[What is needed]:
Find the number of lines in these records where the word "title" appears. Reply with that number and nothing more.

[Records to use]:
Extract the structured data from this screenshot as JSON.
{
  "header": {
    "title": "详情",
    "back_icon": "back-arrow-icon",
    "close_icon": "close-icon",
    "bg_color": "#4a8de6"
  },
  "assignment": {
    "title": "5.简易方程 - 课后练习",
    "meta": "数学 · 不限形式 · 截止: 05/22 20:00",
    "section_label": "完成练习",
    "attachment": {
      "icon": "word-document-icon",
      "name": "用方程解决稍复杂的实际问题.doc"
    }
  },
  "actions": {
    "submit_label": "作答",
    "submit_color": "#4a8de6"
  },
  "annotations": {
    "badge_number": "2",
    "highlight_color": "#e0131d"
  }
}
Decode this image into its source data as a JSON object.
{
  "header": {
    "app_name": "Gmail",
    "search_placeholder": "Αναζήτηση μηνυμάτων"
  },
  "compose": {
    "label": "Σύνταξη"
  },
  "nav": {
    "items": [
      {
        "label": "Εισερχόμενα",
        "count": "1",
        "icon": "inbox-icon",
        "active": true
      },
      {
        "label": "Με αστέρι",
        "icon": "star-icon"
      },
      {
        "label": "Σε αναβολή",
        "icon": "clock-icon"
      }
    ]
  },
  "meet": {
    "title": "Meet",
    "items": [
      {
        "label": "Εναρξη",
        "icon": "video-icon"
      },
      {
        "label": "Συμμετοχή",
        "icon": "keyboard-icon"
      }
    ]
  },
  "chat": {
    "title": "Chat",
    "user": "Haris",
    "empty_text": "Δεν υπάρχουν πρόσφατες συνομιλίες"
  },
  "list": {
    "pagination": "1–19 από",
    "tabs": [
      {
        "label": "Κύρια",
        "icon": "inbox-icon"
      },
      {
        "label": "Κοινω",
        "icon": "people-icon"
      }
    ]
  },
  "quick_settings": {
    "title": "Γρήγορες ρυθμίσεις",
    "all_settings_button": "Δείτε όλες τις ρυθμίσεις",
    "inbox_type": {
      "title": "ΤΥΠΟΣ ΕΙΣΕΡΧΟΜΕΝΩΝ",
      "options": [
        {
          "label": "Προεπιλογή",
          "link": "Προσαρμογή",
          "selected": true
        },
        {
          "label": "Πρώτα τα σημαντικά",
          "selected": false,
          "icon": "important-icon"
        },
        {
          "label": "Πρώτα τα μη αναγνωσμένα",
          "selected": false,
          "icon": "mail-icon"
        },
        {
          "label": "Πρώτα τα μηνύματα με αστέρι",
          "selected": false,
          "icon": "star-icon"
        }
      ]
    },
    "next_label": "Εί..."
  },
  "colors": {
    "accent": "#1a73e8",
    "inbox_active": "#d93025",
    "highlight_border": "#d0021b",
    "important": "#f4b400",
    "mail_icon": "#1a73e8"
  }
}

[Result]:
6